The architecture of Alsace-Lorraine has an undeniable charm, with several villages in the region claiming to be the inspiration for the fairytale town in Disney’s Beauty and the Beast. The colorful houses actually served an important function in a pre-literate medieval society, with colors matching the professions of the people who worked there. Bakers lived in yellow houses, butchers in red houses, and fishermen in blue ones. But sometimes people were looking for more than just a bite to eat. Heart-shaped cutouts on the window shutters of some of these buildings aren’t just a cutesy decorative flourish. Young men looking for wives would knock on these windows, and the maidens who lived there could peer through the cutouts to see what they were working with. If they like what they saw, they opened up. If not, the windows stayed shut, something like a medieval version of Tinder.
So you might wonder why, with all of France’s preservation efforts, more of these adorable towns don’t exist. Unfortunately, wooden frames are, well, highly flammable, and many medieval cities burned to the ground when accidents occurred thanks to the hearths and candles required for daily life.
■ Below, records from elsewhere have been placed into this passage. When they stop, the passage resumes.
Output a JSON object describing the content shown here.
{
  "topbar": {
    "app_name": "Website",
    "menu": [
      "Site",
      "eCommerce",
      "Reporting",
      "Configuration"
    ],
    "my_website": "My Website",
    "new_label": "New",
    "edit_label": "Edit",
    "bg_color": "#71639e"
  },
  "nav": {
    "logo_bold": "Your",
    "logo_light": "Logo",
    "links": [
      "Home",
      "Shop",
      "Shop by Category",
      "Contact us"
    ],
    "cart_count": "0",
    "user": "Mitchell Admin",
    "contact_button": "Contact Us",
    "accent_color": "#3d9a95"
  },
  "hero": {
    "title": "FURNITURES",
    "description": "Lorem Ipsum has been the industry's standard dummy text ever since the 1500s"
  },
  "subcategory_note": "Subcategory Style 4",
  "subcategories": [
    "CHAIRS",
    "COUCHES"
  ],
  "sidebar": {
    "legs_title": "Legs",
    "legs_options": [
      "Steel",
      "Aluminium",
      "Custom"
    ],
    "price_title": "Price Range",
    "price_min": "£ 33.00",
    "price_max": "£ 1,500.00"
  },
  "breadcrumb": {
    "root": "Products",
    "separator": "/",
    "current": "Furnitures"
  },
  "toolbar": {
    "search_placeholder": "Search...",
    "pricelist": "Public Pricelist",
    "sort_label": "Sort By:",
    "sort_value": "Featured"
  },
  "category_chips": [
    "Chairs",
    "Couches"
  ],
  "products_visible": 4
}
France’s architectural upgrades were part necessity, part strategy, part aesthetic demonstration of upward mobility. But they helped shape France into the popular tourist destination it is today. Decades after Haussmann’s death, his wide boulevards became the stage on which Paris’s famous café culture was set. Now that the city’s cafés opened onto more open streets, terraces could be constructed, and life moved out of cramped medieval buildings and into the public eye. In the 1920s and 30s, café society dominated the streets of Paris. Famous writers like Jean-Paul Sartre and Ernest Hemingway became public fixtures at cafés in Saint-Germain-des-Près like Les Deux Magots and Café de Flore, or in Montparnasse at La Closerie des Lilas and La Rotonde. Performers like Josephine Baker and artists like Salvador Dalí used restaurants, cafes, and nightclubs as places to see and be seen, forge connections and keep tabs on the hot news around town a century before social media took up the same mantle. But none of this would have been possible without the changes made to Paris’s fundamental structure. France has a conservationist reputation, but this is because it evolves in big spurts, not in gradual increments. Drawn from all corners of the country, and all eras of France’s complicated past, France’s architecture speaks for itself. These walls do talk—are you listening?
Catherine Rickman is a writer and professional francophile who has lived in Paris, New York, and Berlin. She is currently somewhere in Brooklyn with a fork in one hand and a pen in the other, and you can follow her adventures on Instagram @catrickman.